The involved parties in the case argued in front of Judge Carolyn Gill-Jefferson on Thursday. Gill-Jefferson said she "will give her recommendation on how to proceed to presiding Judge Ellen Hazeur after reviewing Thursday's arguments and the briefs that were submitted by attorneys."
The case centers on communication between the Saints and archdiocese as it was planning to release a list of clergy members accused of sexual abuse of minors.
The Associated Press' Jim Mustian reported Jan. 30 the plaintiffs in the case argued the Saints had worked with the archdiocese to identify which names to include or exclude in the list:

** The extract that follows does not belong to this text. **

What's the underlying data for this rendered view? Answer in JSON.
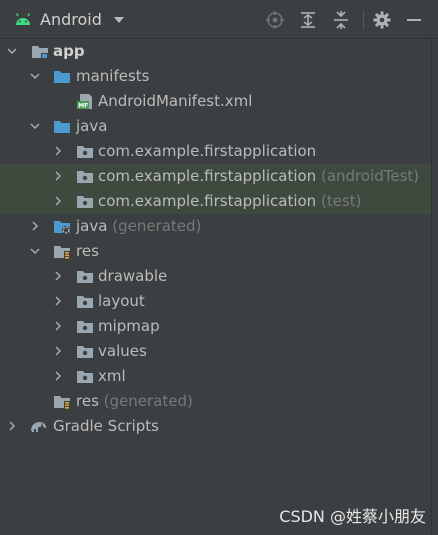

"Plaintiffs' attorneys alleged in earlier court papers that Saints executives joined in the archdiocese's 'pattern and practice of concealing its crimes,' and one email from late 2018 referred to Saints Senior Vice President of Communications Greg Bensel joining unnamed 'third parties' in a discussion about 'removing priests from the pedophile list.' It was not clear which other Saints officials may have been involved."
Saints owner Gayle Benson released a statement confirming Bensel's contact with Archbishop Gregory Aymond and the archdiocese but said he provided only public relations guidance and did not offer input on specific clergy members:
"Greg informed me that his recommendations were consistent with the Archdiocese and included: be honest, complete and transparent; own the past wrongs and find a solution to correct them and then define those solutions that are in place now to protect victims; be a leader in the Church by being the first Archdiocese in the country to release the full list of names, release all of the names of clergy that have credible evidence against them, regardless of whether they are male/female, dead or alive; and make sure that all law enforcement are given these names prior to the Archdiocese releasing them so they can be prosecuted to the full extent of the law."
Benson added the Saints were "proud of the role we played."
Although Bensel used his official Saints email account, an attorney for the church told the court Thursday he wasn't working as a representative of the team when communicated with the archdiocese, per Triplett.
Per Mustian, an AP analysis suggested the list the archdiocese released "underestimated the actual number of publicly accused clergy members in the region by at least 20."
Mustian, Reese Dunklin and Brett Martel reported for the AP that Benson and her late husband Tom had donated $62 million through their foundation to the archdiocese "and other Catholic causes" in the past 12 years.
The Bensons also had a close relationship with Aymond. He helped arrange a meeting for them with Pope Benedict XVI in 2011, and he served as an official witness when Tom amended his will to leave the Saints and New Orleans Pelicans to Gayle.
The NFL hasn't officially weighed in on the matter, and The Athletic's Daniel Kaplan reported the league is content to avoid any involvement "unless Saints emails show troublesome actions."